Helping you think about how to begin the application writing process
To be approved for Community Sponsorship, you must first submit an application to the Home Office. There are many ways to approach this task and your way will be specific to how your Group is structured. The application is separated into four parts, the third of which is your “Community Sponsorship Resettlement Plan.” This section asks questions that give your Group the opportunity to demonstrate your preparedness to welcome a resettled family into your community. In order to be approved, you’ll need to do a significant amount of research into the services you’ll be providing a refugee family and communicate your plans in the application. Remember that your Group can apply for approval in principle without having housing or funding in place at the time of your application.

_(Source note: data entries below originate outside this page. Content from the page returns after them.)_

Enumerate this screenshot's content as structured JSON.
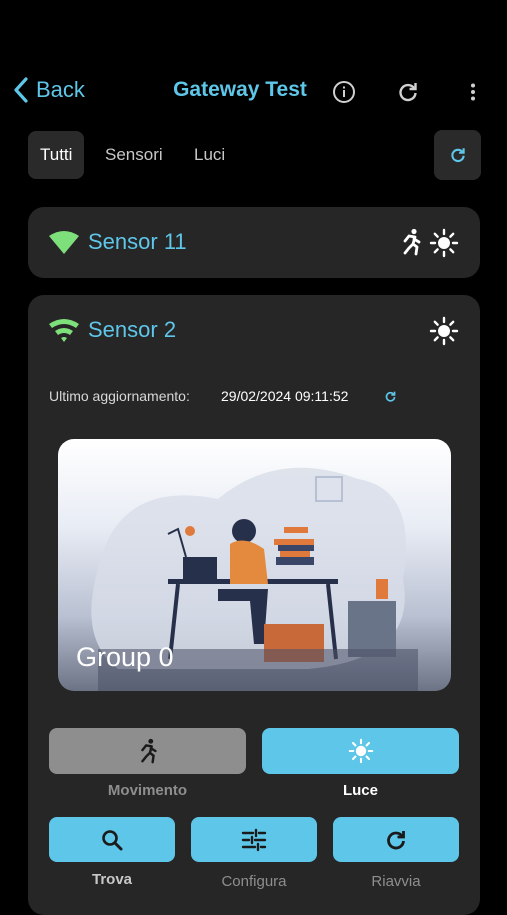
{
  "header": {
    "back_label": "Back",
    "title": "Gateway Test",
    "icons": [
      "info-icon",
      "refresh-icon",
      "more-vert-icon"
    ]
  },
  "tabs": {
    "items": [
      "Tutti",
      "Sensori",
      "Luci"
    ],
    "active": "Tutti"
  },
  "sensors": [
    {
      "name": "Sensor 11",
      "icons": [
        "motion-icon",
        "light-icon"
      ]
    },
    {
      "name": "Sensor 2",
      "icons": [
        "light-icon"
      ]
    }
  ],
  "detail": {
    "update_label": "Ultimo aggiornamento:",
    "update_value": "29/02/2024 09:11:52",
    "group_name": "Group 0",
    "modes": [
      {
        "label": "Movimento",
        "selected": false
      },
      {
        "label": "Luce",
        "selected": true
      }
    ],
    "actions": [
      "Trova",
      "Configura",
      "Riavvia"
    ]
  },
  "colors": {
    "accent": "#5ec6e8",
    "wifi": "#7ee07a",
    "card": "#262626",
    "background": "#000000",
    "inactive_button": "#8e8e8e"
  }
}
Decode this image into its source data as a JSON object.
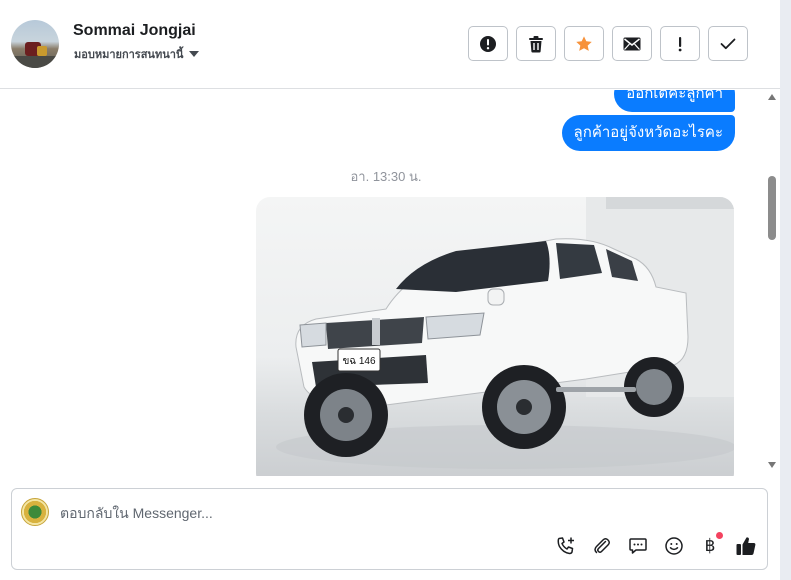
{
  "header": {
    "contact_name": "Sommai Jongjai",
    "assign_label": "มอบหมายการสนทนานี้",
    "actions": [
      {
        "name": "report-spam-button",
        "icon": "exclamation-circle-icon"
      },
      {
        "name": "delete-button",
        "icon": "trash-icon"
      },
      {
        "name": "star-button",
        "icon": "star-icon",
        "color": "#f7923b"
      },
      {
        "name": "email-button",
        "icon": "envelope-icon"
      },
      {
        "name": "mark-unread-button",
        "icon": "exclamation-icon"
      },
      {
        "name": "mark-done-button",
        "icon": "check-icon"
      }
    ]
  },
  "messages": {
    "bubble_1": "ออกเต็คะลูกค้า",
    "bubble_2": "ลูกค้าอยู่จังหวัดอะไรคะ",
    "timestamp": "อา. 13:30 น.",
    "photo_plate": "ขฉ 146"
  },
  "composer": {
    "placeholder": "ตอบกลับใน Messenger...",
    "tools": [
      "phone-plus-icon",
      "paperclip-icon",
      "chat-bubble-icon",
      "smile-icon",
      "baht-icon",
      "thumbs-up-icon"
    ],
    "baht_symbol": "฿"
  },
  "colors": {
    "accent": "#0a7cff",
    "star": "#f7923b",
    "notification_dot": "#f3425f"
  }
}
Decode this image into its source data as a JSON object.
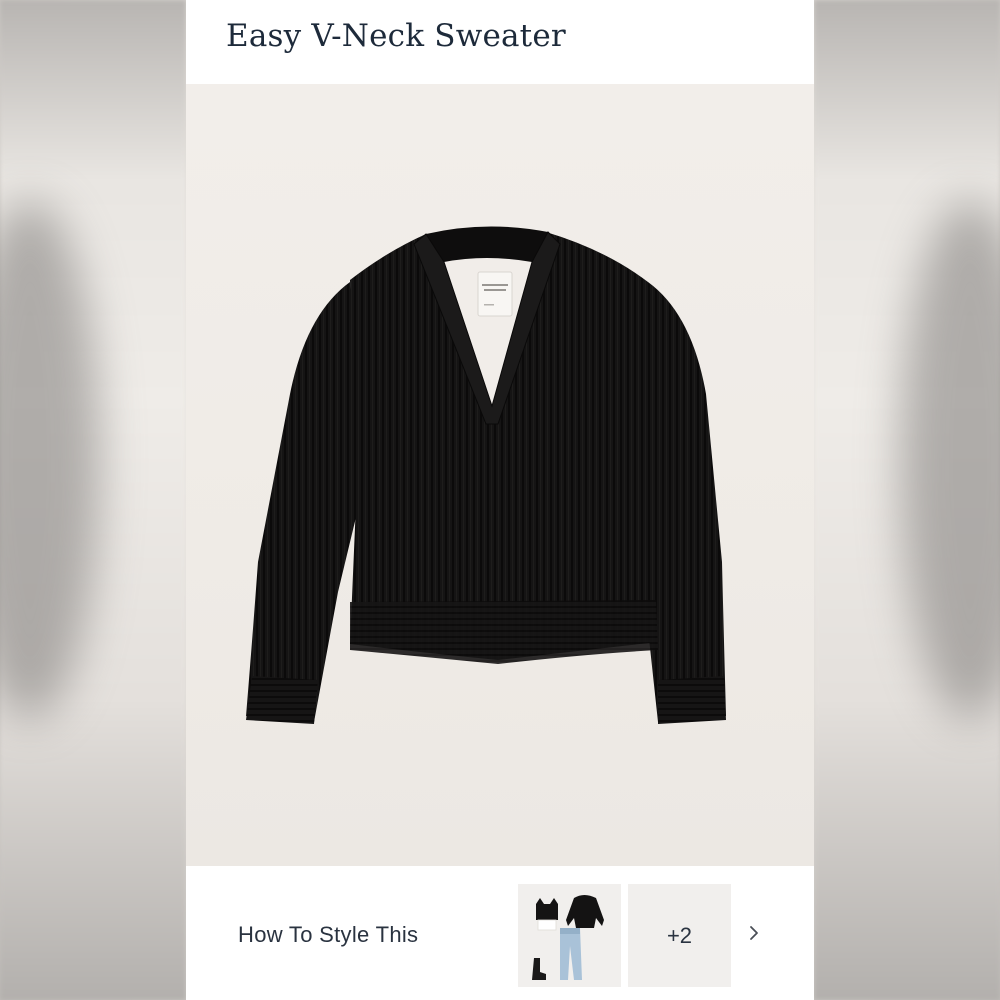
{
  "product": {
    "title": "Easy V-Neck Sweater",
    "image": {
      "description_icon": "sweater-image",
      "garment_color": "#141313",
      "background_color": "#efebe6",
      "tag_text": "Abercrombie & Fitch"
    }
  },
  "style_section": {
    "label": "How To Style This",
    "more_count": "+2",
    "next_icon": "chevron-right-icon"
  },
  "colors": {
    "title": "#1d2a3a",
    "text": "#2a3340",
    "thumb_bg": "#f1efed"
  }
}
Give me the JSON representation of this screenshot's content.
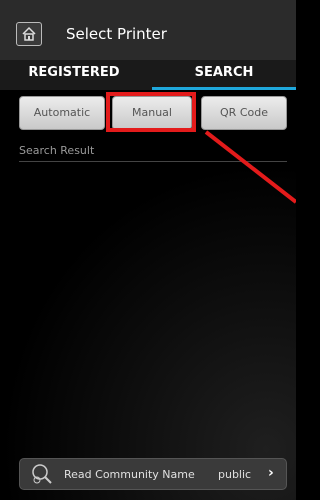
{
  "header": {
    "title": "Select Printer"
  },
  "tabs": [
    {
      "label": "REGISTERED",
      "active": false
    },
    {
      "label": "SEARCH",
      "active": true
    }
  ],
  "search_modes": [
    {
      "label": "Automatic"
    },
    {
      "label": "Manual",
      "highlighted": true
    },
    {
      "label": "QR Code"
    }
  ],
  "section": {
    "label": "Search Result"
  },
  "bottom": {
    "label": "Read Community Name",
    "value": "public",
    "chevron": "›"
  },
  "colors": {
    "accent": "#1fa8dc",
    "highlight": "#e31b1b"
  },
  "icons": {
    "home": "home-icon",
    "search_gear": "search-gear-icon",
    "chevron": "chevron-right-icon"
  }
}
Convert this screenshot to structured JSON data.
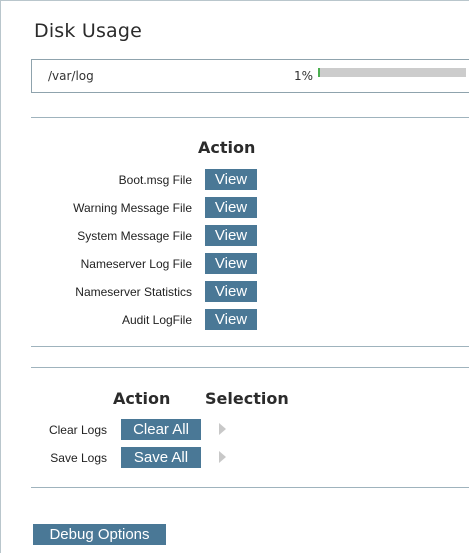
{
  "disk_usage": {
    "title": "Disk Usage",
    "rows": [
      {
        "path": "/var/log",
        "percent_text": "1%",
        "percent_value": 0.01
      }
    ]
  },
  "logs": {
    "header": "Action",
    "button_label": "View",
    "items": [
      {
        "label": "Boot.msg File"
      },
      {
        "label": "Warning Message File"
      },
      {
        "label": "System Message File"
      },
      {
        "label": "Nameserver Log File"
      },
      {
        "label": "Nameserver Statistics"
      },
      {
        "label": "Audit LogFile"
      }
    ]
  },
  "actions": {
    "header_action": "Action",
    "header_selection": "Selection",
    "rows": [
      {
        "label": "Clear Logs",
        "button": "Clear All"
      },
      {
        "label": "Save Logs",
        "button": "Save All"
      }
    ]
  },
  "debug": {
    "button": "Debug Options"
  },
  "colors": {
    "button_bg": "#4a7896",
    "bar_fill": "#4caf50",
    "bar_track": "#cccccc",
    "divider": "#9fb3bd"
  }
}
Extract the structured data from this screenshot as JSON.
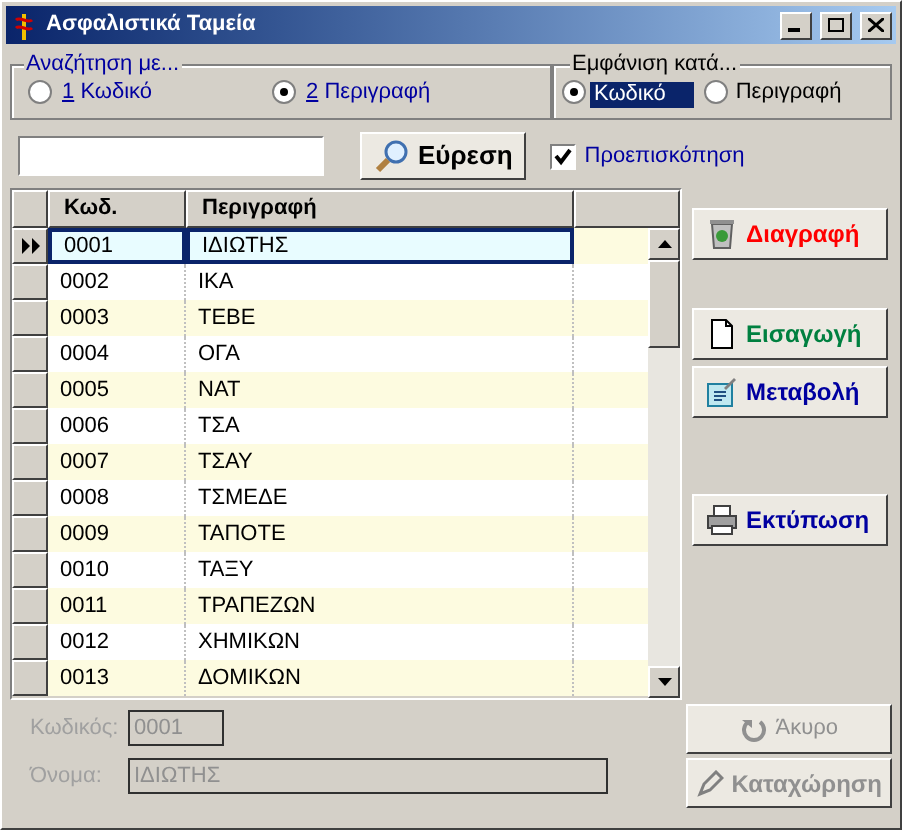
{
  "window": {
    "title": "Ασφαλιστικά Ταμεία"
  },
  "search_by": {
    "title": "Αναζήτηση με...",
    "options": [
      {
        "hotkey": "1",
        "label": "Κωδικό",
        "selected": false
      },
      {
        "hotkey": "2",
        "label": "Περιγραφή",
        "selected": true
      }
    ]
  },
  "display_by": {
    "title": "Εμφάνιση κατά...",
    "options": [
      {
        "label": "Κωδικό",
        "selected": true
      },
      {
        "label": "Περιγραφή",
        "selected": false
      }
    ]
  },
  "find_button": {
    "label": "Εύρεση"
  },
  "preview": {
    "label": "Προεπισκόπηση",
    "checked": true
  },
  "table": {
    "columns": [
      "Κωδ.",
      "Περιγραφή"
    ],
    "rows": [
      {
        "code": "0001",
        "description": "ΙΔΙΩΤΗΣ",
        "selected": true
      },
      {
        "code": "0002",
        "description": "ΙΚΑ",
        "selected": false
      },
      {
        "code": "0003",
        "description": "ΤΕΒΕ",
        "selected": false
      },
      {
        "code": "0004",
        "description": "ΟΓΑ",
        "selected": false
      },
      {
        "code": "0005",
        "description": "ΝΑΤ",
        "selected": false
      },
      {
        "code": "0006",
        "description": "ΤΣΑ",
        "selected": false
      },
      {
        "code": "0007",
        "description": "ΤΣΑΥ",
        "selected": false
      },
      {
        "code": "0008",
        "description": "ΤΣΜΕΔΕ",
        "selected": false
      },
      {
        "code": "0009",
        "description": "ΤΑΠΟΤΕ",
        "selected": false
      },
      {
        "code": "0010",
        "description": "ΤΑΞΥ",
        "selected": false
      },
      {
        "code": "0011",
        "description": "ΤΡΑΠΕΖΩΝ",
        "selected": false
      },
      {
        "code": "0012",
        "description": "ΧΗΜΙΚΩΝ",
        "selected": false
      },
      {
        "code": "0013",
        "description": "ΔΟΜΙΚΩΝ",
        "selected": false
      }
    ]
  },
  "actions": [
    {
      "label": "Διαγραφή",
      "kind": "delete"
    },
    {
      "label": "Εισαγωγή",
      "kind": "insert"
    },
    {
      "label": "Μεταβολή",
      "kind": "edit"
    },
    {
      "label": "Εκτύπωση",
      "kind": "print"
    }
  ],
  "form": {
    "fields": [
      {
        "label": "Κωδικός:",
        "value": "0001",
        "kind": "short",
        "disabled": true
      },
      {
        "label": "Όνομα:",
        "value": "ΙΔΙΩΤΗΣ",
        "kind": "long",
        "disabled": true
      }
    ]
  },
  "bottom_buttons": [
    {
      "label": "Άκυρο",
      "kind": "cancel",
      "disabled": true
    },
    {
      "label": "Καταχώρηση",
      "kind": "save",
      "disabled": true
    }
  ]
}
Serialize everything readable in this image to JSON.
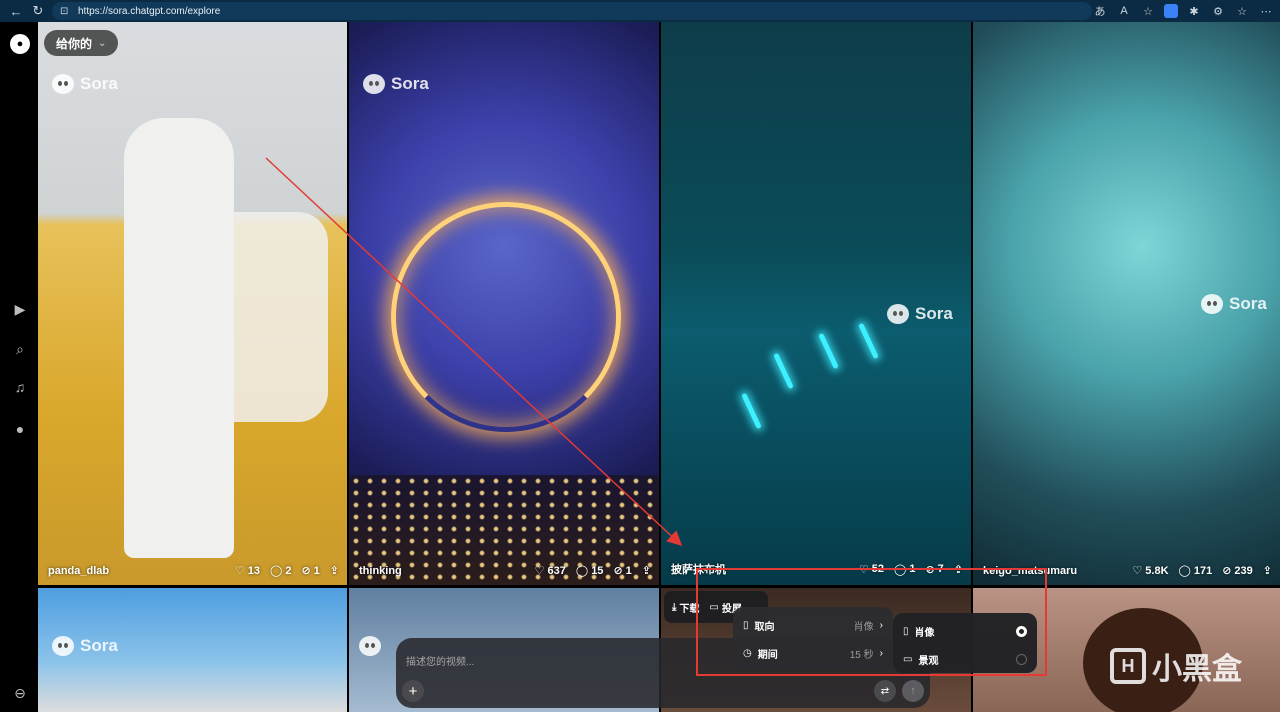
{
  "browser": {
    "url": "https://sora.chatgpt.com/explore",
    "back_icon": "←",
    "refresh_icon": "↻",
    "lock_icon": "⊡"
  },
  "filter": {
    "label": "给你的",
    "caret": "⌄"
  },
  "watermark_text": "Sora",
  "tiles": [
    {
      "user": "panda_dlab",
      "likes": "13",
      "comments": "2",
      "remixes": "1"
    },
    {
      "user": "thinking",
      "likes": "637",
      "comments": "15",
      "remixes": "1"
    },
    {
      "user": "披萨抹布机",
      "likes": "52",
      "comments": "1",
      "remixes": "7"
    },
    {
      "user": "keigo_matsumaru",
      "likes": "5.8K",
      "comments": "171",
      "remixes": "239"
    }
  ],
  "composer": {
    "placeholder": "描述您的视频..."
  },
  "actions": {
    "download": "下载",
    "cast": "投屏"
  },
  "menu": {
    "orientation_label": "取向",
    "orientation_value": "肖像",
    "duration_label": "期间",
    "duration_value": "15 秒"
  },
  "submenu": {
    "portrait": "肖像",
    "landscape": "景观",
    "selected": "portrait"
  },
  "brand_watermark": "小黑盒",
  "colors": {
    "annotation": "#e53935",
    "chrome": "#0b2a43"
  }
}
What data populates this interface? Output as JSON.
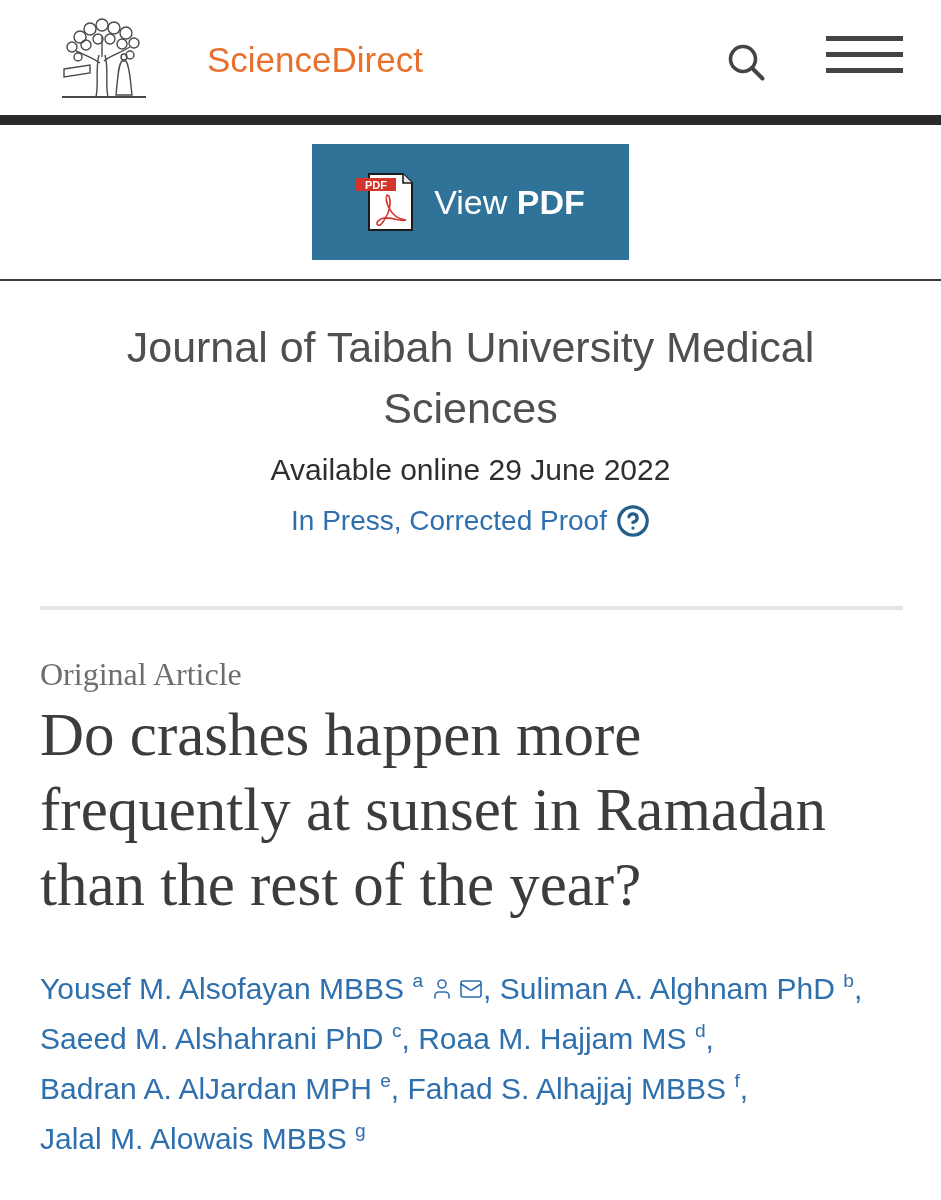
{
  "header": {
    "brand": "ScienceDirect"
  },
  "pdf_button": {
    "icon_label": "PDF",
    "label": "View **PDF**"
  },
  "journal": {
    "title": "Journal of Taibah University Medical Sciences",
    "availability": "Available online 29 June 2022",
    "status": "In Press, Corrected Proof"
  },
  "article": {
    "type": "Original Article",
    "title": "Do crashes happen more frequently at sunset in Ramadan than the rest of the year?",
    "authors": [
      {
        "name": "Yousef M. Alsofayan MBBS $^{a}$",
        "corresponding": true,
        "separator": ","
      },
      {
        "name": "Suliman A. Alghnam PhD $^{b}$",
        "corresponding": false,
        "separator": ","
      },
      {
        "name": "Saeed M. Alshahrani PhD $^{c}$",
        "corresponding": false,
        "separator": ","
      },
      {
        "name": "Roaa M. Hajjam MS $^{d}$",
        "corresponding": false,
        "separator": ","
      },
      {
        "name": "Badran A. AlJardan MPH $^{e}$",
        "corresponding": false,
        "separator": ","
      },
      {
        "name": "Fahad S. Alhajjaj MBBS $^{f}$",
        "corresponding": false,
        "separator": ","
      },
      {
        "name": "Jalal M. Alowais MBBS $^{g}$",
        "corresponding": false
      }
    ]
  }
}
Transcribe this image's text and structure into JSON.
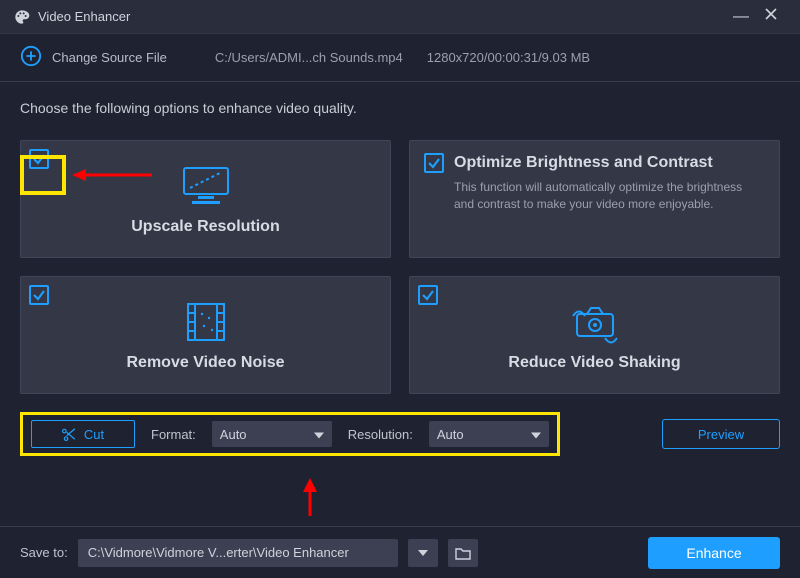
{
  "titlebar": {
    "app_name": "Video Enhancer"
  },
  "sourcebar": {
    "change_label": "Change Source File",
    "file_path": "C:/Users/ADMI...ch Sounds.mp4",
    "file_meta": "1280x720/00:00:31/9.03 MB"
  },
  "instruction": "Choose the following options to enhance video quality.",
  "cards": {
    "upscale": {
      "title": "Upscale Resolution",
      "checked": true
    },
    "brightness": {
      "title": "Optimize Brightness and Contrast",
      "desc": "This function will automatically optimize the brightness and contrast to make your video more enjoyable.",
      "checked": true
    },
    "noise": {
      "title": "Remove Video Noise",
      "checked": true
    },
    "shaking": {
      "title": "Reduce Video Shaking",
      "checked": true
    }
  },
  "controls": {
    "cut_label": "Cut",
    "format_label": "Format:",
    "format_value": "Auto",
    "resolution_label": "Resolution:",
    "resolution_value": "Auto",
    "preview_label": "Preview"
  },
  "footer": {
    "saveto_label": "Save to:",
    "save_path": "C:\\Vidmore\\Vidmore V...erter\\Video Enhancer",
    "enhance_label": "Enhance"
  },
  "colors": {
    "accent": "#1e9fff",
    "annotate": "#ffe600",
    "arrow": "#ff0000"
  }
}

Every Group approaches their application differently. Some have divided the application into different research areas that specific core Group members write separately and combine later on. Other Groups have assigned one member to compile all the research that other Group members have written and write the application to maintain one consistent writing style. How you decide to organise your Group will influence how you approach writing the application. For Group leaders, it’s important to be clear from the beginning about how much information is needed for each section as you may find that one member writes two pages about interpreters and another member might submit two bullet points about ESOL.
What is the Home Office looking for in an application?
As mentioned above, the purpose of the application is to demonstrate that your Group has identified what it needs to take responsibility for welcoming a refugee family in your community. At the time of writing the application, you will be doing research in the abstract (you don’t know how many people will be in the family, their ages, their specific needs or interests) but you must show that you are prepared for different challenges; it’s not a question of being an expert, it’s about knowing the services and people you can call on should you need them
A key word in the application is empowerment. When formulating your answers, think about how to best enable the family to access the services you are writing about. You can find out more about empowerment in our online resource.
Also remember: quality over quantity! Be sure to answer the application’s questions directly without adding too much information, focus on answering what the question is asking. For example, when demonstrating that you are aware of the school registration process, you won’t need to give details of every conversation you’ve had with each school in the area. It will be important for your Group to have access to the research once a family has been allocated, but you only need to demonstrate to the Home Office that you have done the work.